10. Do a home check prior to adoption. A home check is not meant to be an
invasion of privacy but to make sure your animal is entering a safe and loving
home. After you have spent so much time and energy saving a pet, don’t you
want to see where it is going to spend the rest of its life? A good home will
have nothing to hide. Things to look for at your home check:
- the fence high enough? Large dogs need a fence at least six feet high. Is the fence secure? Walk the perimeter and check for holes or weak areas. Don’t be afraid to ask the potential adopters to make the environment secure before their new pet comes home. If they are not willing to, then they don’t take the dog’s safety seriously.
- If there is a pool, is there a fence around it? Dogs are like kids--especially puppies and senior dogs. A puppy can drown if you turn your back for even a moment. Even senior dogs that once could swim can lose their balance or become disoriented in their golden years. If it is a healthy adult dog that enjoys swimming, please teach the dog where the steps are.
- Who has access to their yard? Gardeners? Workmen? Small children? Gates should be locked. Dogs must be kept inside while workers are present. Children must be reminded about closing doors and gates for their new pet. Many dogs are lost as the result of a gate being left open.
- Are there secure screens on windows?
- Are there any unsafe areas in the home where a cat could hide or get stuck? For example, a fireplace, holes in walls, etc.
- Do they live in coyote country?
- Will they keep the cat indoors? If so, children must be reminded about closing doors so a cat can’t escape.
11. Adoption Contract. So you've found a great home? Congratulations for
getting this far! We strongly recommend that you use an adoption contract that
releases you from liability and binds the adopter to keep their promises about
caring for the pet and providing a good home.
12. Ask for a Donation. People don’t put any value on things they get for
free. Also, you want to be confident that your adopter has the financial
ability to care for a pet. If they can’t afford a donation, they can’t afford
10-plus years of vet bills and good pet food. What amount is appropriate? That

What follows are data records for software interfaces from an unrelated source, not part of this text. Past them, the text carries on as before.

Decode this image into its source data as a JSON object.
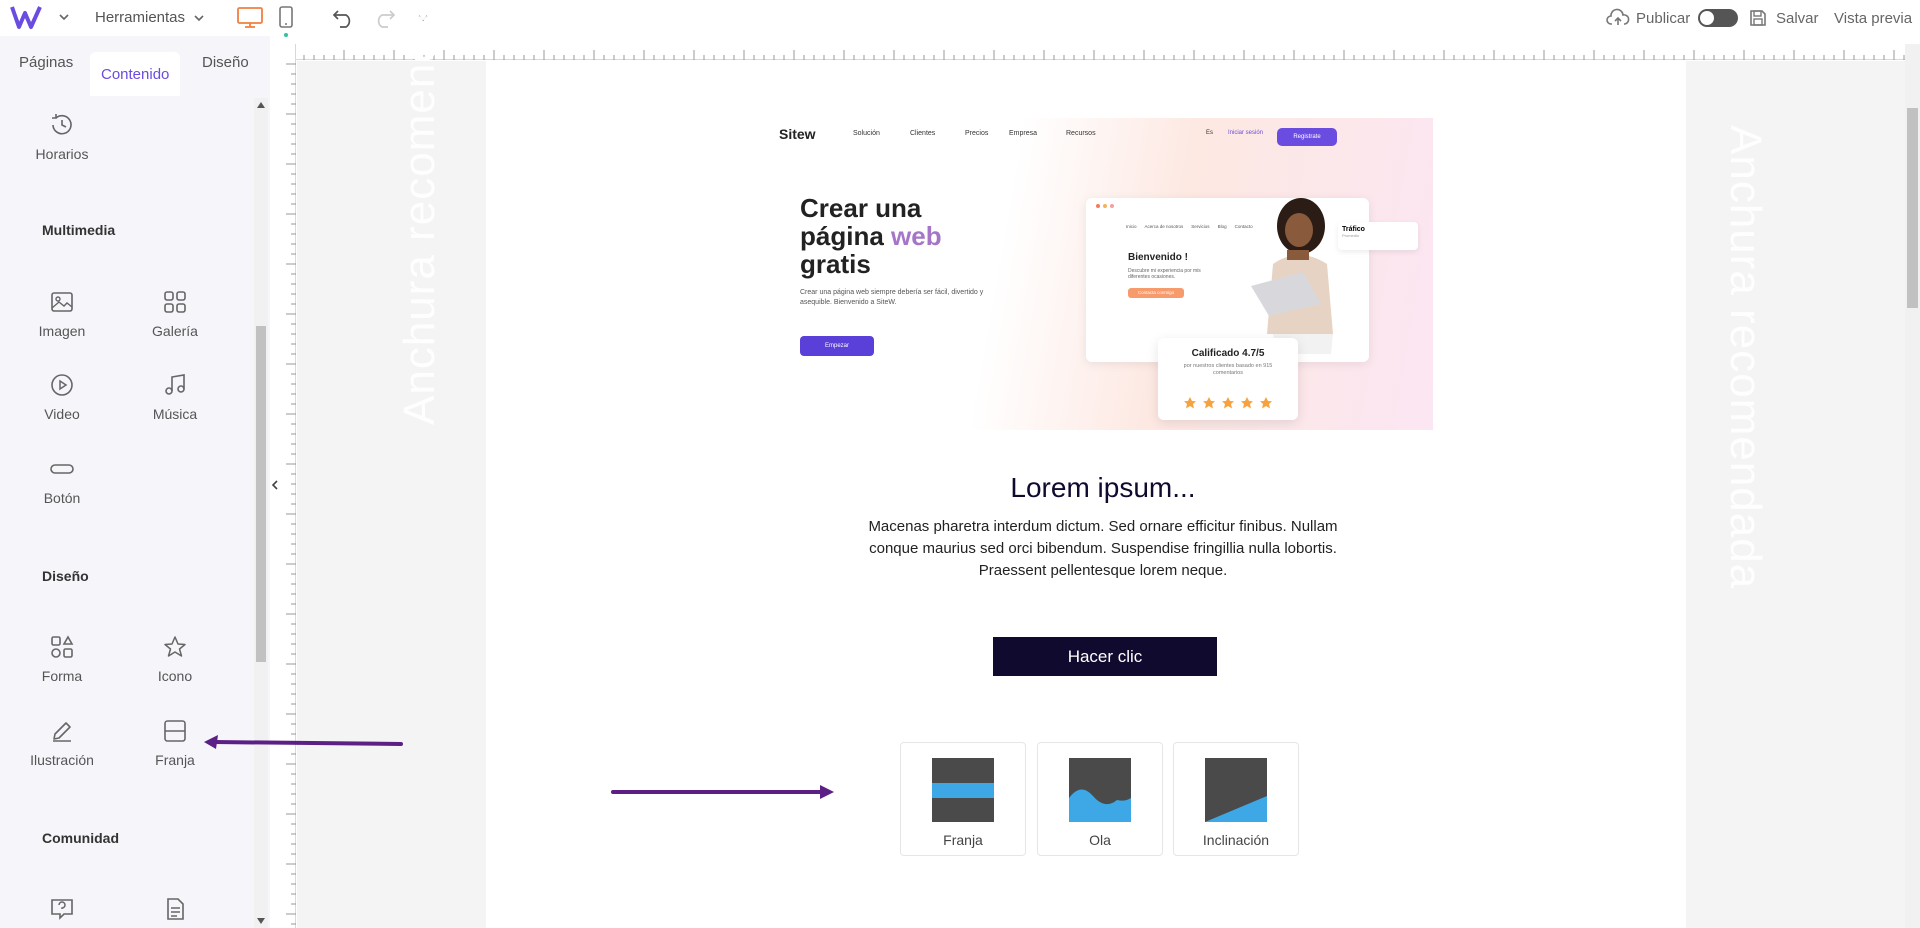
{
  "topbar": {
    "logo": "W",
    "tools_label": "Herramientas",
    "publish_label": "Publicar",
    "save_label": "Salvar",
    "preview_label": "Vista previa"
  },
  "left_panel": {
    "tabs": [
      {
        "label": "Páginas"
      },
      {
        "label": "Contenido",
        "active": true
      },
      {
        "label": "Diseño"
      }
    ],
    "items": {
      "horarios": "Horarios",
      "multimedia_title": "Multimedia",
      "imagen": "Imagen",
      "galeria": "Galería",
      "video": "Video",
      "musica": "Música",
      "boton": "Botón",
      "diseno_title": "Diseño",
      "forma": "Forma",
      "icono": "Icono",
      "ilustracion": "Ilustración",
      "franja": "Franja",
      "comunidad_title": "Comunidad"
    }
  },
  "canvas": {
    "recommended_left": "Anchura recomendada",
    "recommended_right": "Anchura recomendada"
  },
  "hero": {
    "logo": "Sitew",
    "nav": [
      "Solución",
      "Clientes",
      "Precios",
      "Empresa",
      "Recursos"
    ],
    "lang": "Es",
    "login": "Iniciar sesión",
    "register": "Registrate",
    "title_1": "Crear una",
    "title_2": "página",
    "title_web": "web",
    "title_3": "gratis",
    "desc": "Crear una página web siempre debería ser fácil, divertido y asequible. Bienvenido a SiteW.",
    "cta": "Empezar",
    "mock_nav": [
      "Inicio",
      "Acerca de nosotros",
      "Servicios",
      "Blog",
      "Contacto"
    ],
    "welcome": "Bienvenido !",
    "welcome_desc": "Descubre mi experiencia por mis diferentes ocasiones.",
    "welcome_btn": "Contacta conmigo",
    "rated_title": "Calificado 4.7/5",
    "rated_desc": "por nuestros clientes basado en 915 comentarios",
    "traffic": "Tráfico",
    "traffic_sub": "Promedio"
  },
  "content": {
    "title": "Lorem ipsum...",
    "body": "Macenas pharetra interdum dictum. Sed ornare efficitur finibus. Nullam conque maurius sed orci bibendum. Suspendise fringillia nulla lobortis. Praessent pellentesque lorem neque.",
    "button": "Hacer clic"
  },
  "band_options": [
    {
      "label": "Franja"
    },
    {
      "label": "Ola"
    },
    {
      "label": "Inclinación"
    }
  ],
  "colors": {
    "accent": "#6b4ce0",
    "dark_button": "#0f0a2e",
    "band_blue": "#3ea8e6",
    "arrow": "#5b1f86"
  }
}
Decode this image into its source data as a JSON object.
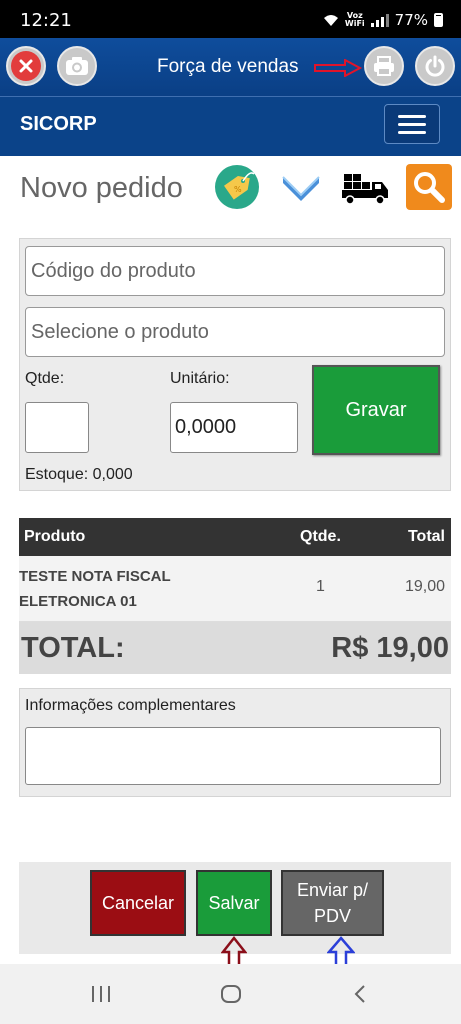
{
  "status_bar": {
    "time": "12:21",
    "carrier_line1": "Voz",
    "carrier_line2": "WiFi",
    "battery": "77%"
  },
  "header": {
    "title": "Força de vendas"
  },
  "brand_bar": {
    "brand": "SICORP"
  },
  "page": {
    "title": "Novo pedido"
  },
  "form": {
    "product_code_placeholder": "Código do produto",
    "product_select_placeholder": "Selecione o produto",
    "qty_label": "Qtde:",
    "qty_value": "",
    "unit_label": "Unitário:",
    "unit_value": "0,0000",
    "save_item_label": "Gravar",
    "stock_text": "Estoque: 0,000"
  },
  "table": {
    "columns": [
      "Produto",
      "Qtde.",
      "Total"
    ],
    "rows": [
      {
        "product": "TESTE NOTA FISCAL ELETRONICA 01",
        "qty": "1",
        "total": "19,00"
      }
    ],
    "total_label": "TOTAL:",
    "total_value": "R$ 19,00"
  },
  "info": {
    "label": "Informações complementares",
    "value": ""
  },
  "actions": {
    "cancel": "Cancelar",
    "save": "Salvar",
    "send": "Enviar p/ PDV"
  },
  "colors": {
    "header_blue": "#0f4d9c",
    "green": "#1a9c3a",
    "cancel_red": "#9b0d13",
    "send_gray": "#666666",
    "search_orange": "#f08a1c"
  }
}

is up to you. Ask to be reimbursed for the cost of your spaying/neutering and
vaccines or have the adopters make a donation to a local animal rescue in
honor of the work you did.